Unfortunately, the timeline took an evident bias as it approached the 18th century. Facts that should’ve remained in line with Waterloo region’s beer history were sacrificed for the historical highlights of The Beer Store’s shareholders. Sure, the Molson, Sleeman and Labatt brands hold significance within Canadian beer history, but the glaring omission of the landmark activities of local breweries left a bad taste in my mouth.
Thankfully, this was but a small stain on an otherwise thorough and engaging exhibit. Despite my disappointment in the lack of regional representation in the aforementioned display, the remainder of the exhibit served as a love letter to the growth of beer in Waterloo. At one corner of the room stood a display dedicated to Lulu’s Roadhouse, a Kitchener venue that was home to the world’s longest bar — at over 100 metres — until its closure in 2000.
Surrounding the Lulu’s display, you could find other excellent segments that explored the brewing process, the importance of ingredients and the changing of cultural attitudes towards beer.
At the centre of the room stood an interactive display that explored the history of Canadian prohibition, outfitted with a ballot booth where visitors were invited to vote “dry” or “wet.” Walking further, you’ll find the “game” section where you can unwind with a game of shuffleboard, maybe some King’s Cup or even practice your trick shot with the red solo cups.
Finally, standing in stark contrast to the embarrassing “History of Beer” wall was the “Keg Wall” where the exhibit paid homage to the past and present breweries that have graced the region.
I have merely scratched the surface of what this exhibit truly has to offer. The curators have done an excellent job of keeping this exhibit simple and concise but still bursting with interesting knowledge. Beer newbies will find the exhibit incredibly eye opening, while still easy to digest.
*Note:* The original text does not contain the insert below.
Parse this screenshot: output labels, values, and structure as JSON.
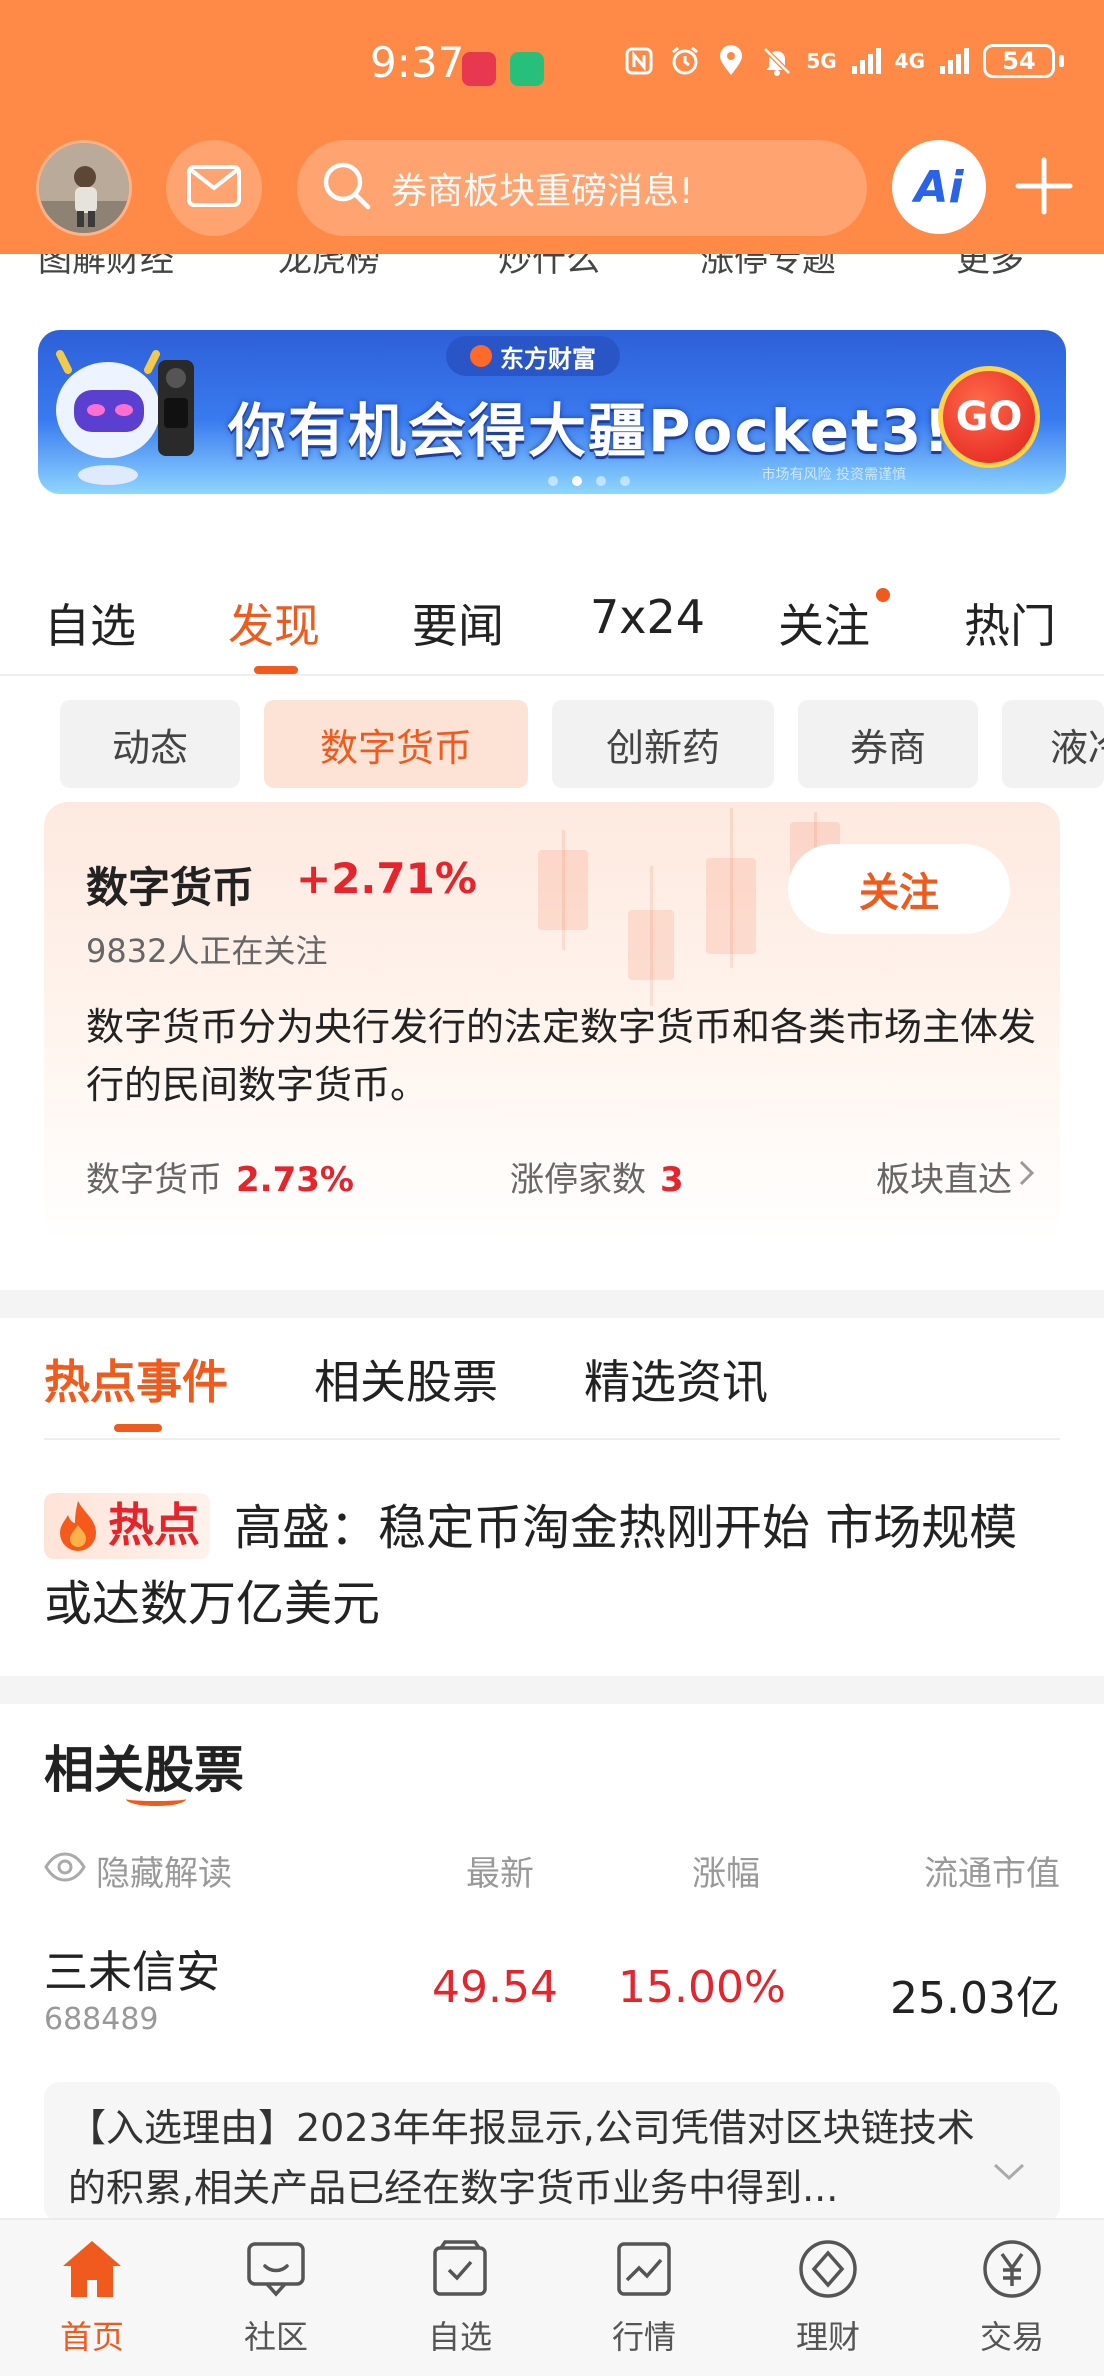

Although most beer snobs will find they already know a vast chunk of the information presented, I can guarantee they will walk away satisfied and proud of this exhibit.
“BEER! the Exhibit” is quite the treat, and has hopefully inspired more residents to embrace the beloved beverage’s long and graceful history in the region.